Macabre Festivals Which Take Place Around the World

For as many festivals which exist around the world that celebrate the happier things in life, there are just as many which focus on the darker side. Carnivals and events which lay heavy focus on the macabre, the spooky and the otherworldly also exist around the world and today we are going to have a look into where they take place, what they celebrate and why they got started in the first place. Our friends at Betway have also been looking into this recently, and they have created a wonderful infographic which you can find at the bottom of this piece. Let’s take a look then, at some of those macabre festivals which take place around the globe.

Fed Gede – Haiti
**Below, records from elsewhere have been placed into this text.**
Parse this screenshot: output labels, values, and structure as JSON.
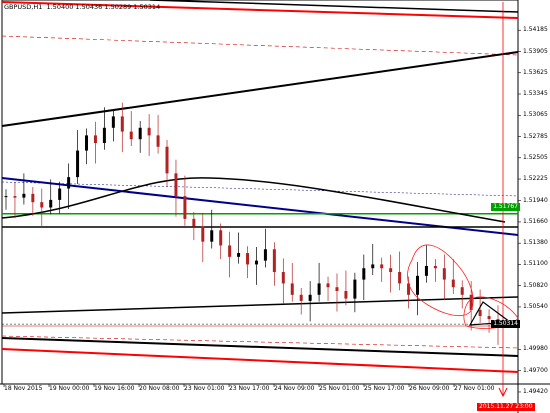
{
  "header": {
    "symbol": "GBPUSD,H1",
    "ohlc": "1.50400 1.50436 1.50289 1.50314"
  },
  "price_axis": [
    "1.54185",
    "1.53905",
    "1.53625",
    "1.53345",
    "1.53065",
    "1.52785",
    "1.52505",
    "1.52225",
    "1.51940",
    "1.51660",
    "1.51380",
    "1.51100",
    "1.50820",
    "1.50540",
    "1.49980",
    "1.49700",
    "1.49420"
  ],
  "time_axis": [
    "18 Nov 2015",
    "19 Nov 00:00",
    "19 Nov 16:00",
    "20 Nov 08:00",
    "23 Nov 01:00",
    "23 Nov 17:00",
    "24 Nov 09:00",
    "25 Nov 01:00",
    "25 Nov 17:00",
    "26 Nov 09:00",
    "27 Nov 01:00"
  ],
  "tags": {
    "green_level": "1.51767",
    "current_price": "1.50314",
    "cursor_time": "2015.11.27 23:00"
  },
  "colors": {
    "background": "#ffffff",
    "candle_up": "#000000",
    "candle_down": "#b22222",
    "trend_black": "#000000",
    "trend_red": "#ff0000",
    "ma_blue": "#00008b",
    "level_green": "#00a000"
  },
  "chart_data": {
    "type": "candlestick",
    "symbol": "GBPUSD",
    "timeframe": "H1",
    "ylim": [
      1.4938,
      1.5432
    ],
    "y_ticks": [
      1.54185,
      1.53905,
      1.53625,
      1.53345,
      1.53065,
      1.52785,
      1.52505,
      1.52225,
      1.5194,
      1.5166,
      1.5138,
      1.511,
      1.5082,
      1.5054,
      1.4998,
      1.497,
      1.4942
    ],
    "close_path": [
      1.52,
      1.5198,
      1.5203,
      1.5192,
      1.5185,
      1.5195,
      1.521,
      1.5225,
      1.526,
      1.528,
      1.527,
      1.529,
      1.5305,
      1.5285,
      1.5275,
      1.529,
      1.528,
      1.5265,
      1.523,
      1.52,
      1.517,
      1.516,
      1.514,
      1.5155,
      1.5135,
      1.512,
      1.5125,
      1.511,
      1.5115,
      1.513,
      1.51,
      1.5085,
      1.507,
      1.5062,
      1.507,
      1.5085,
      1.508,
      1.5075,
      1.5065,
      1.509,
      1.5105,
      1.511,
      1.5105,
      1.51,
      1.5085,
      1.507,
      1.5095,
      1.5108,
      1.5105,
      1.509,
      1.508,
      1.507,
      1.505,
      1.5042,
      1.5038,
      1.5031
    ],
    "levels": {
      "green": 1.51767,
      "current": 1.50314
    }
  }
}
The religion of Voudon, or voodoo as it has been characterized in the modern world, is an Afro-Caribbean belief system which began in Haiti. This is a religion which is very much dedicated towards the spirits of this world and of others, and it is for that reason why it is often wrongly described and shown as being one of zombies and evil forces. For those who follow the religion, this is a festival which gives thanks and praise to the ancestors. During the event, there are rituals of creating candles, drinking rum which has been flavored with chili peppers, as well as many pilgrimages taking place to cemeteries to visit ancestors.

Day of the Dead – Mexico

The Day of the Dead, or Dia de los Muertos as it is known in Mexico, is an annual festival which takes place at the beginning of November. The idea of this celebration is to aid the passage of the spirit of the deceased to the next world. Altars are created with images of the dead, along with offerings such as their favorite items or foods, as well as symbolic offerings which are used to help the dead in their journey. The festival is one which celebrates death too, costumes of Calaveras and Catrinas, which involve skeleton make-up and bright colored formal outfits are seen throughout the country during this time.

Up Helly Aa – Shetland, Scotland

This festival may not be associated with the dead, but it has deep traditions in fire and rabble rousing. Once a festival where barrels of hot tar would be dragged through the town by drunken youths, the festival has since changed somewhat and is now a festival which is dedicated to fire. This is a festival which was brought by the Vikings, and the torchlit procession which caps the day off, is said to be an offering to the many Viking gods which would help them in their cause. In the modern day, this is still a festival which has something of an otherworldly aspect to it, and it is a spectacle which involves a lot of fire and a wide range of fascinating costumes and masks.

Which of the three would you like to visit if you could?